De Gasperis attributes Comstock Mining’s success to an uncommonly strong alignment toward a common and clear goal. This alignment is founded on the leadership and planning of its management team, the quality of its people and processes and a project-based discipline emphasizing positive change. The approach is defined by “the Decalogue,” its operating methodology and is founded on quality, speed and sustainability. This methodology guides the company on how it defines its system, the goal and its operational measurements. The system is supported by a “playbook” that thoroughly maps all of the interdependent processes, defining all roles, responsibilities and operational measurements. This management theory is based on Dr. Eliyahu M. Goldratt’s Theory of Constraints and Dr. W. Edwards Deming’s Theory of Profound Knowledge.
“A system can only move as fast as its slowest part. The Decalogue is an algorithm or method that takes the management thinking of Deming and uses statistical process control to understand how the process works,” he explains. “We define our system and its measurements so that we truly and intimately understand the rate that we generate throughput, that is, the rate that we generate cash.”
In the 1990s, he says, two professionals that had devoted their lives to understanding and implementing these systemic management processes – Domenico Lepore and Oded Cohen – developed the Decalogue as an integration of Deming’s and Goldratt’s theories to create one cohesive process, tools and software that bring the work of these two thinkers to a more practical and productive level of accessibility. Comstock Mining used this thinking to plan its future, establish its goals, design and implement its system and ensure the ability to predictably deliver on all of its objectives.
“It’s not common in this industry for companies to adopt this method fully from the boardroom to the shop floor, but that’s what we’ve done,” De Gasperis says. “It ultimately focuses the whole enterprise on a finite resource.

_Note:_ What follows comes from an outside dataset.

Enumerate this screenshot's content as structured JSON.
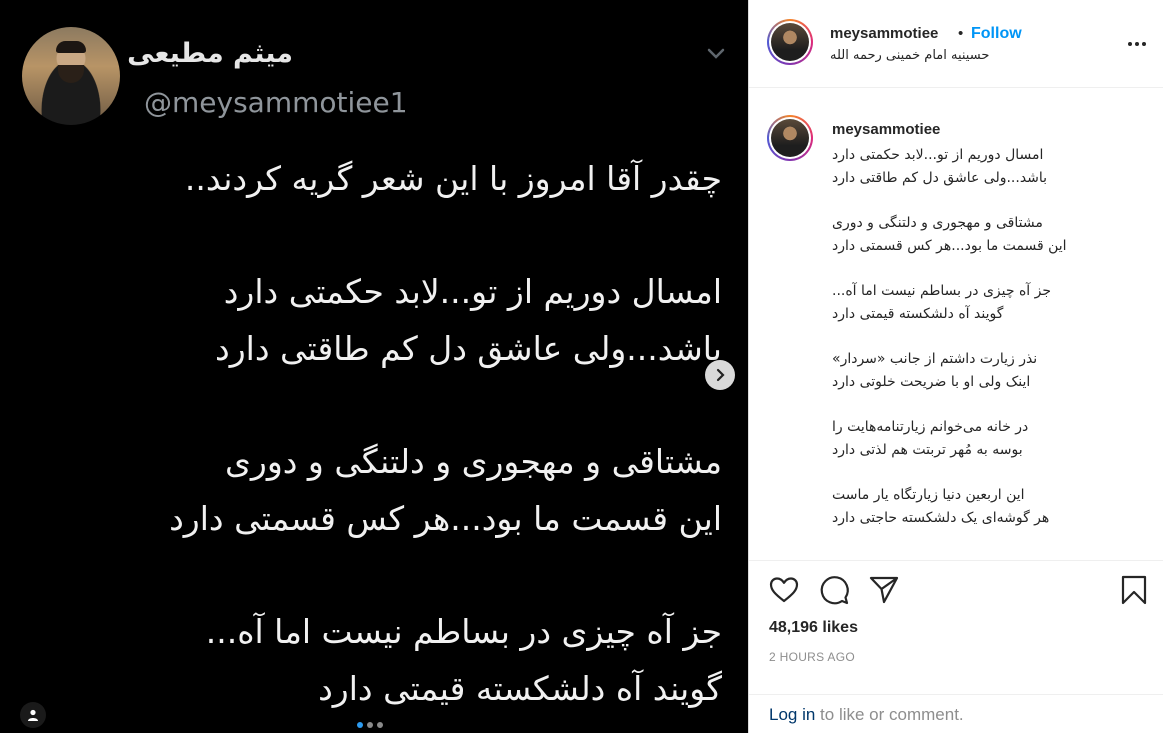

If we don’t ensure that point – the point the constraint defined – is running 24/7 on the best possible product mix, the opportunities are lost and can never be recovered. It creates a tremendous focus, intimate understanding and clear sense of urgency.”
Comstock Mining uses this method to statistically monitor the entire system “in intimate detail,” he stresses. The Decalogue guides how it plans its business strategies and how the company schedules its activities. De Gasperis says the system requires “selfless people who are more interested in the system’s goal than individual goals,” but the individual goals can all be met, as well, if the company puts the right people in the right positions.
“Everyone in the operation has to subordinate to the system, and that’s not at all a bad thing,” he adds.
De Gasperis admits it is not common for companies to work this way, but without a structure like this in place, many operations deal with “misalignment, lack of clarity with goals and faulty measurements.” Comstock Mining engaged Lepore to help train its entire organization in this way of operating, and its success is ongoing.
“With this system, we know what we want to do, how we want to do it and how much time it will take,” he says. EMI